Uncle Jerry became very intent on seeing what my dad had written. With his focus on the book, I was never able to get the information that I had been seeking. He continued to remain polite but I got the distinct impression that he was eager to be alone with that book.
I came away from the meeting feeling very disappointed. Few of my father's contemporaries were still alive and I had traveled so far to learn so little.
After that meeting, I pretty much stopped writing. I could see that our lives no longer intersected and I did not want our contact to be merely an obligation of the past.
Fast forward to the present....On Christmas Day, I jogged from my mom's house to my dad's headstone. As I read the inscription it dawned on me that if my father had still been alive he would now be 90 years old (my father was 19 years older than my mom). I had a good cry, told him I still missed him and wished that he had lived to meet my husband and my daughter. Then I jogged back to my mom's. I told her I had been at dad's grave and that I couldn't believe he would have been 90 years old. She nodded and said "his brother and sister are gone, so are most of his friends, but at least Uncle Jerry is still alive." Neither of us would have guessed how quickly that was about to change.
When I think of my unusual childhood, it sometimes feel like it happened to someone else. To be sure, they are my memories but the 39 year old I am bears little resemblence to the nine year old I was. Uncle Jerry was an everyday guy who found himself in extraordinary circumstances which resulted in one incredible ride. For a brief time, my family gained admittance to his unique adventure and got a view of the Presidency few ever get to see.
I admired President Ford because he was a decent family man who had great integrity and the courage of his convictions.
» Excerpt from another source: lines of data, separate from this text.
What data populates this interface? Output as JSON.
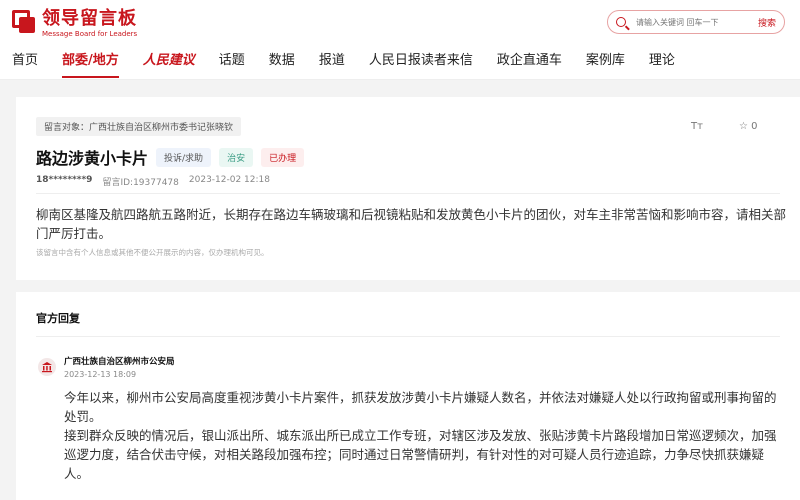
{
  "header": {
    "logo_title": "领导留言板",
    "logo_subtitle": "Message Board for Leaders",
    "search_placeholder": "请输入关键词 回车一下",
    "search_button": "搜索"
  },
  "nav": {
    "items": [
      "首页",
      "部委/地方",
      "人民建议",
      "话题",
      "数据",
      "报道",
      "人民日报读者来信",
      "政企直通车",
      "案例库",
      "理论"
    ],
    "active_index": 1,
    "brand_index": 2
  },
  "message": {
    "target": "留言对象：广西壮族自治区柳州市委书记张晓钦",
    "font_size_label": "Tт",
    "fav_label": "☆ 0",
    "title": "路边涉黄小卡片",
    "tags": [
      "投诉/求助",
      "治安",
      "已办理"
    ],
    "user": "18********9",
    "message_id": "留言ID:19377478",
    "time": "2023-12-02 12:18",
    "content": "柳南区基隆及航四路航五路附近，长期存在路边车辆玻璃和后视镜粘贴和发放黄色小卡片的团伙，对车主非常苦恼和影响市容，请相关部门严厉打击。",
    "note": "该留言中含有个人信息或其他不便公开展示的内容，仅办理机构可见。"
  },
  "reply": {
    "section_title": "官方回复",
    "org": "广西壮族自治区柳州市公安局",
    "date": "2023-12-13 18:09",
    "paragraph1": "今年以来，柳州市公安局高度重视涉黄小卡片案件，抓获发放涉黄小卡片嫌疑人数名，并依法对嫌疑人处以行政拘留或刑事拘留的处罚。",
    "paragraph2": "接到群众反映的情况后，银山派出所、城东派出所已成立工作专班，对辖区涉及发放、张贴涉黄卡片路段增加日常巡逻频次，加强巡逻力度，结合伏击守候，对相关路段加强布控；同时通过日常警情研判，有针对性的对可疑人员行迹追踪，力争尽快抓获嫌疑人。"
  },
  "colors": {
    "brand": "#c8161d"
  }
}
Although my political leanings are more to the left than the right, I recognize that these are qualities that few of today's politicians posses, Republican or Democrat.
The local press has been speculated that President Ford will be laid to rest here in Grand Rapids and that service would likely be open to the public. I wondered whether I should attend. After all, I had not been in touch with him for nearly 10 years, did I really have a need or a right to go?
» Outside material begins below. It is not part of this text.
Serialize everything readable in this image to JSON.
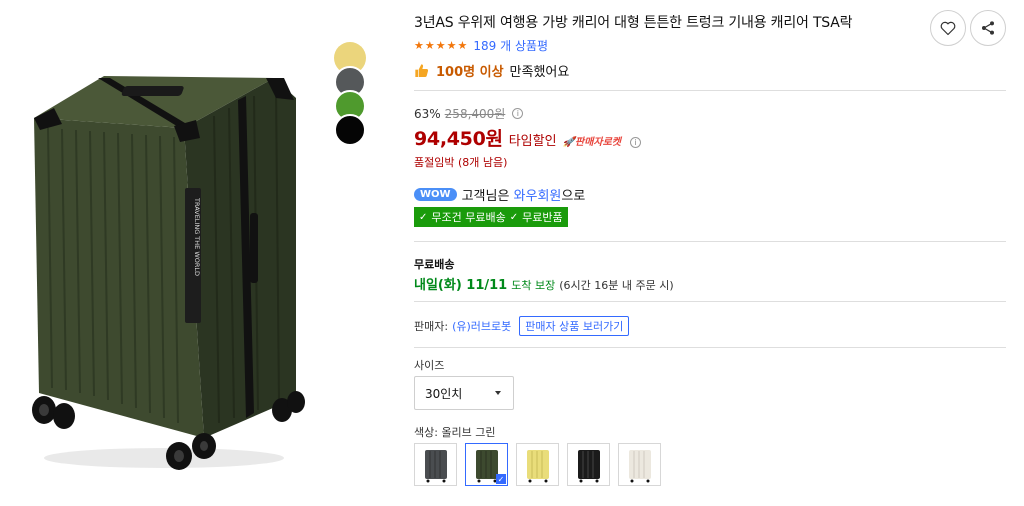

After giving it some thought, here is what I have concluded; while it is true that our lives no longer intersected, I will go because the roots of our respective histories are inextricably connected. I will go because he was a part of my life and still lives on in memories. I will because I owe it to the memory of my father. Someone should be present on my father's behalf, someone who knew how greatly he admired his friend who became President ...in fact, next to being there himself, I'm pretty sure my dad wouldn't have wanted it any other way.